Greece, a country in southeastern Europe whose peninsula extends from the Balkans into the Mediterranean Sea, is mountainous, with many gulfs and bays. Forests fill some areas of Greece. Much of Greece is stony and suitable only for pasturage, but other areas are suitable for growing wheat, barley, citrus, dates, and olives.
It is convenient to divide ancient Greece into 3 geographical regions (plus islands and colonies):
(1) Northern Greece,
(2) Central Greece
(3) The Peloponnese.
I. Northern Greece
Northern Greece consists of Epirus and Thessaly, separated by the Pindus mountain range. The chief town in Epirus is Dodona where the Greeks thought Zeus provided oracles. Thessaly is the largest plains area in Greece. It is almost surrounded by mountains. On the north, the Cambunian range has as its highest mountain the home of the gods, Mt. Olympus, and nearby, Mt Ossa. Between these two mountains is a valley called the Vale of Tempe through which runs the Peneius River.
II. Central Greece

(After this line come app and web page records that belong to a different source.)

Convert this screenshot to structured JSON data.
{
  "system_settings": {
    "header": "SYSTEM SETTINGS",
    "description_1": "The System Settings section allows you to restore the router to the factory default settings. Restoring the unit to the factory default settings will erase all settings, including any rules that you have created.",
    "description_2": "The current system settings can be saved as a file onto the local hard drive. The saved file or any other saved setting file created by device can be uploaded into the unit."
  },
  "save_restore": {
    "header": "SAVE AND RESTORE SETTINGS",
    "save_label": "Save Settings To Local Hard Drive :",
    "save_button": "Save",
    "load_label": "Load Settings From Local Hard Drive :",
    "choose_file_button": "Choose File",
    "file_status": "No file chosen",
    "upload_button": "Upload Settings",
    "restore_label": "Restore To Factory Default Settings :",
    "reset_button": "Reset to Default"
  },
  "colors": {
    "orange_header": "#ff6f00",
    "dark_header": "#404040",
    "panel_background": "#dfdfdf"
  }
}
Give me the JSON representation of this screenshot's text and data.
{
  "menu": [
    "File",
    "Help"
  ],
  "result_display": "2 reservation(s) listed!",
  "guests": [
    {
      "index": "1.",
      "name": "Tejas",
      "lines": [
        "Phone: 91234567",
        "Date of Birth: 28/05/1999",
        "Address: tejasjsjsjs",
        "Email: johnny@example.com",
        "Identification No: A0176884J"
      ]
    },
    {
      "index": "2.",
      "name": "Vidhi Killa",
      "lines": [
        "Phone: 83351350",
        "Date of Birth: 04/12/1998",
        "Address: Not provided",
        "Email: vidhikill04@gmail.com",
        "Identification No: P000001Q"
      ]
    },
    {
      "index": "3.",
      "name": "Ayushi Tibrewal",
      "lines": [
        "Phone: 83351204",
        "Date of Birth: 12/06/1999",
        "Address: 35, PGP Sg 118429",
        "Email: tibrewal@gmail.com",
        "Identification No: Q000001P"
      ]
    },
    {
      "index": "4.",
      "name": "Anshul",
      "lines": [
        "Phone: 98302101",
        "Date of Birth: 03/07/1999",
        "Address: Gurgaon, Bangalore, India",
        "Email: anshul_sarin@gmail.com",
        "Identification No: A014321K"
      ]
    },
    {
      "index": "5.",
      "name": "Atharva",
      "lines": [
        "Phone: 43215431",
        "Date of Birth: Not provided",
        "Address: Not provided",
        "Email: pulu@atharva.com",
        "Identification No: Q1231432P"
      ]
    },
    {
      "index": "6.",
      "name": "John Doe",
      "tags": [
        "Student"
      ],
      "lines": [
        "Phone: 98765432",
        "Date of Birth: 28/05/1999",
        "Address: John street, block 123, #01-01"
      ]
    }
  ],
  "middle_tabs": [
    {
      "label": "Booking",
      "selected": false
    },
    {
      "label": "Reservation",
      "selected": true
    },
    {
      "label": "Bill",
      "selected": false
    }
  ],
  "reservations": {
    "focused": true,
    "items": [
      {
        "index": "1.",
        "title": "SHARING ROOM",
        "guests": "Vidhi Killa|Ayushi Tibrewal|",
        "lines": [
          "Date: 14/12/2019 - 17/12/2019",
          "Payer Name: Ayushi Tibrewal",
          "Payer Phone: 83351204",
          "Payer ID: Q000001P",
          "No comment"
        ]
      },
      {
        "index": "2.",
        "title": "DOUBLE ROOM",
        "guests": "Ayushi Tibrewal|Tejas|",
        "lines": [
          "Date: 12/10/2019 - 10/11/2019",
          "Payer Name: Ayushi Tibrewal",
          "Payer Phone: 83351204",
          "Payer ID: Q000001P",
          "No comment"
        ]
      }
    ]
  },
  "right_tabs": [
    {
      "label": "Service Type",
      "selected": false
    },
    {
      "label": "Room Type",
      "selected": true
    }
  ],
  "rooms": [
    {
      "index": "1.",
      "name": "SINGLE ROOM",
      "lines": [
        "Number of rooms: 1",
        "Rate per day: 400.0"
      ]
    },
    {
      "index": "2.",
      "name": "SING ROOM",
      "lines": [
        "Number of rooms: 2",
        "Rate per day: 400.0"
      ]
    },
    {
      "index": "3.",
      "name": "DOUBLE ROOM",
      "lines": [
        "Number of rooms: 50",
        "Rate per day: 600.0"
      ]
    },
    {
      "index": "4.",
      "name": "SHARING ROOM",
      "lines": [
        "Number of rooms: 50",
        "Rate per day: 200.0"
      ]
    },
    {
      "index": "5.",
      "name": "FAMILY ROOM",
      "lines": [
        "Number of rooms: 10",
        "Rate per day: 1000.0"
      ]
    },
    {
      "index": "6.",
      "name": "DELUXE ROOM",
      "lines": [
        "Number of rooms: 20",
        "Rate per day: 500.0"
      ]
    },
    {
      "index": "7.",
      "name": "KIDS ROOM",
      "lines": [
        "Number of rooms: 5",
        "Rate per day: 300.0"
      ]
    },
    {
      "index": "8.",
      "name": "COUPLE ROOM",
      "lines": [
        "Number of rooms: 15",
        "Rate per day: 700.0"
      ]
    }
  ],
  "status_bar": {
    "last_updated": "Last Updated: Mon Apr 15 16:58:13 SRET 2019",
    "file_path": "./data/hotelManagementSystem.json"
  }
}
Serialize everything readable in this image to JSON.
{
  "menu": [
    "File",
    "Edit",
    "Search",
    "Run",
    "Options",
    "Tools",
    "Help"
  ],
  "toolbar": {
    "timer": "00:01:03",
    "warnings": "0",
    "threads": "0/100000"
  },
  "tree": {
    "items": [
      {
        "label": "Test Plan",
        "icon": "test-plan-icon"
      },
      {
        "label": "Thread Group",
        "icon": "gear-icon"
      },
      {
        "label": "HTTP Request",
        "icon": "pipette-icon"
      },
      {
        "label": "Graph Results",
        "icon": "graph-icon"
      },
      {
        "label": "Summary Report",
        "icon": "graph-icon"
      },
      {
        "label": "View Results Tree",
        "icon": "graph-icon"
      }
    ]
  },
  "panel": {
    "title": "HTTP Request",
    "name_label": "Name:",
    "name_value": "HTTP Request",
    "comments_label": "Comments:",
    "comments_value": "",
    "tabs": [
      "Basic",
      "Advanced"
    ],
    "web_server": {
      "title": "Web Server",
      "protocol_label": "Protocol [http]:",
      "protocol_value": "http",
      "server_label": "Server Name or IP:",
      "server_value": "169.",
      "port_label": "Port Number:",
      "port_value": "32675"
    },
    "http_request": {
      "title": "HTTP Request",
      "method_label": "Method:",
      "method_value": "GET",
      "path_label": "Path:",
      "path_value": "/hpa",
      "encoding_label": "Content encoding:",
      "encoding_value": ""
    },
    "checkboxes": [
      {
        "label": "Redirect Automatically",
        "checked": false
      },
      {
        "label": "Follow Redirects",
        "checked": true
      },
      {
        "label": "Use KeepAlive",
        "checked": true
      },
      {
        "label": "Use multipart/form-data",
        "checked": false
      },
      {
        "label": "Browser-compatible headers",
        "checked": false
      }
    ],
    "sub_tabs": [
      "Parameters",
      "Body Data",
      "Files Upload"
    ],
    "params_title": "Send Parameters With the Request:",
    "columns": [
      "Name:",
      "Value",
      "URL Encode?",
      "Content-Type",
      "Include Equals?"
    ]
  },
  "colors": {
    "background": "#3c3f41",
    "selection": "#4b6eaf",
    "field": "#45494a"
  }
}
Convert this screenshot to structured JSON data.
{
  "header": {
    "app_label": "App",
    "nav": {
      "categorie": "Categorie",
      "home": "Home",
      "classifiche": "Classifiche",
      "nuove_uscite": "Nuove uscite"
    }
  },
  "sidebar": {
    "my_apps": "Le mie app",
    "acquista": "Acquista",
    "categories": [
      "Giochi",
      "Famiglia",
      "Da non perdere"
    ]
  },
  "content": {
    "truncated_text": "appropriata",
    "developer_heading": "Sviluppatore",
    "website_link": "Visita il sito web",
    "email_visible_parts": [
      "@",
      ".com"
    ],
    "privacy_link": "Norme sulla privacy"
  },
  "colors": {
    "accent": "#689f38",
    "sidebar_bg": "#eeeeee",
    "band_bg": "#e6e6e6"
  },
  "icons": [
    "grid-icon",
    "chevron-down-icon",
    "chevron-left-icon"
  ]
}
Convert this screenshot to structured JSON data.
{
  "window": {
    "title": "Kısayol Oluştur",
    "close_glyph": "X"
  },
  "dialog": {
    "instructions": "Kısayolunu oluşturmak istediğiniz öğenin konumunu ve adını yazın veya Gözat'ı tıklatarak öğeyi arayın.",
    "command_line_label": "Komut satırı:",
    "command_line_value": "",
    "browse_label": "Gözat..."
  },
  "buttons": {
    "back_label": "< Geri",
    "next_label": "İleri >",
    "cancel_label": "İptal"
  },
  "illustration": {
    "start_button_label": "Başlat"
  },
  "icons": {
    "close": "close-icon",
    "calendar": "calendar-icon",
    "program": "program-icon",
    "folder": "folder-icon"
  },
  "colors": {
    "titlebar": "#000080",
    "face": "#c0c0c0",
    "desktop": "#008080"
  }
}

Central Greece has more mountains than northern Greece. It contains the countries of Aetolia (famed for the Calydonian boar hunt), Locris (divided into 2 sections by Doris and Phocis), Acarnania (west of Aetolia, bordered by the Achelous River, and north of the Gulf of Calydon), Doris, Phocis, Boeotia, Attica, and Megaris. Boeotia and Attica are separated by Mt. Cithaeron. In northeast Attica is Mt. Pentelicus home of the famous marble. South of Pentelicus is the Hymettus mountain range, which is famous for its honey. Attica had poor soil, but a long coastline favoring trade. Megaris lies in the Isthmus of Corinth, which separates central Greece from the Peloponnese. The Megarans raised sheep and made woolen products and pottery.
South of the Isthmus of Corinth is the Peloponnese (21,549 sq. km), whose central region is Arcadia, which is a plateau over mountain ranges. On the northern slope is Achaea, with Elis and Corinth on either side. On the east of the Peloponnese is the mountainous Argolis area. Laconia was the country in the basin of the Eurotas River, which ran between the Taygetus and Parnon mountain regions. Messenia lies to the west of Mt. Taygetus, the highest point in the Peloponnese.
Source: An Ancient History for Beginners, by George Willis Botsford, New York: Macmillan Company. 1917.